Investment crowdfunding takes place on SEC-registered platforms (called “portals”) and is comprised of two types: lending and equity crowdfunding. Lending crowdfunding is when an individual or business agrees to take on debt in the form of money from the crowd. That debt is paid back to the crowd over time at a predetermined interest rate. Equity crowdfunding is when a business offers equity in the business to the crowd at a predetermined valuation.
What is the JOBS Act?
The JOBS Act was signed into law on April 5th, 2012 after getting through congress with bipartisan support. The law has two sections that pertain specifically to crowdfunding.
Title II of the JOBS Act legalizes general solicitation to accredited investors. This means that crowdfunded securities and the entrepreneurs that create them will be permitted to advertise directly to sophisticated investors that meet the minimum standards required to be an accredited investor in the United States. Title III of the JOBS Act legalizes investment crowdfunding for non-accredited investors. This means that any US citizen will be allowed to invest in companies directly and receive a stake in the company in return.
What crowdfunding website is right for me?
There are hundreds of crowdfunding web sites out there, and choosing the right one can be hard. Here are things to consider when selecting a web site:
- What type of campaign are you running? Different web sites deal with different types of campaigns. Do you want donations? Are you going to be selling equity? Would you like a loan that you plan on paying back? Reference the types of crowdfunding and choose one.
- Consider your network. If you already have an existing network and you are confident in your ability to raise funds regardless of the platform, a platform with lower fees may be the best choice. If your network is lacking, you may want to consider a platform that garners more.
- Consider your niche. What crowdfunding sites are visited by the people that are most likely to contribute to your campaign? Certain crowdfunding platforms specialize in niches like health tech, charitable causes, video games, social enterprise and more. These platforms may have already captured the attention of your target audience.
- What value adds does the platform provide? Some platforms offer value added services like mentoring, around the clock support, marketing support and more. Consider what the platform does for you other than listing your offering.

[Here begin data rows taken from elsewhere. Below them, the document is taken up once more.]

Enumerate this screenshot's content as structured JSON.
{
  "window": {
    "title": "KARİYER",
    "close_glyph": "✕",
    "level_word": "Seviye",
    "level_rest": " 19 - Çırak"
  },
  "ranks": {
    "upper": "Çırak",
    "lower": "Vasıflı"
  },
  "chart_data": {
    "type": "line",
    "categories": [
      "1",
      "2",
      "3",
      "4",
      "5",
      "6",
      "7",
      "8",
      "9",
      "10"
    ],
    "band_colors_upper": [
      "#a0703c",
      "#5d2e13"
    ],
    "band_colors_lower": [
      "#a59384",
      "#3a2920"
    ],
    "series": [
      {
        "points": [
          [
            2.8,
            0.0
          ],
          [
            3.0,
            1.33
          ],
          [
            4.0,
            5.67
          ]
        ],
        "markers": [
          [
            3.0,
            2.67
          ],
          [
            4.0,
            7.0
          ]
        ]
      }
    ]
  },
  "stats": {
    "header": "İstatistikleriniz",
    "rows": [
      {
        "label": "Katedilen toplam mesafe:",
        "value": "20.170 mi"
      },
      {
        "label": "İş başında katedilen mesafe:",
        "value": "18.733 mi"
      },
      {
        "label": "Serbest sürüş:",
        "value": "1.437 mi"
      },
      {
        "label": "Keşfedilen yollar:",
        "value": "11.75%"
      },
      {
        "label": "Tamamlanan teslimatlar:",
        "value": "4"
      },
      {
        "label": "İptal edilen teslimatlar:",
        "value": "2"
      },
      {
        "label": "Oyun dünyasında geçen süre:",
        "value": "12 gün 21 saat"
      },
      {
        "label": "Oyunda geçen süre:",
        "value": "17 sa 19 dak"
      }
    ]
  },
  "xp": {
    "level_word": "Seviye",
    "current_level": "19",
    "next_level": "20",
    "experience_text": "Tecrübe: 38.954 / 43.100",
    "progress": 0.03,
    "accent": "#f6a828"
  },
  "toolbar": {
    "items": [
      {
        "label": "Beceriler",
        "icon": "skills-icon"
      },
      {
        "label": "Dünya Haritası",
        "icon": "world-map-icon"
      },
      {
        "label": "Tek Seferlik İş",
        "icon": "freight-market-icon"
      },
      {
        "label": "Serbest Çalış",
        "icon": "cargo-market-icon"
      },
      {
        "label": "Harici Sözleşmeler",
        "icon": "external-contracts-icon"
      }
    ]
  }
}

- Consider past campaign success. When evaluating a platform, look at their past campaigns. How many campaigns have been successful on the platform? This is often a good indicator of how effective the platform is for the entrepreneurs that use it.
I want to launch a crowdfunding campaign. Where do I start?
There are some basic guidelines people can follow to increase their likelihood of a successful crowdfunding raise. We have provided a comprehensive how-to guide here for those who are new to crowdfunding.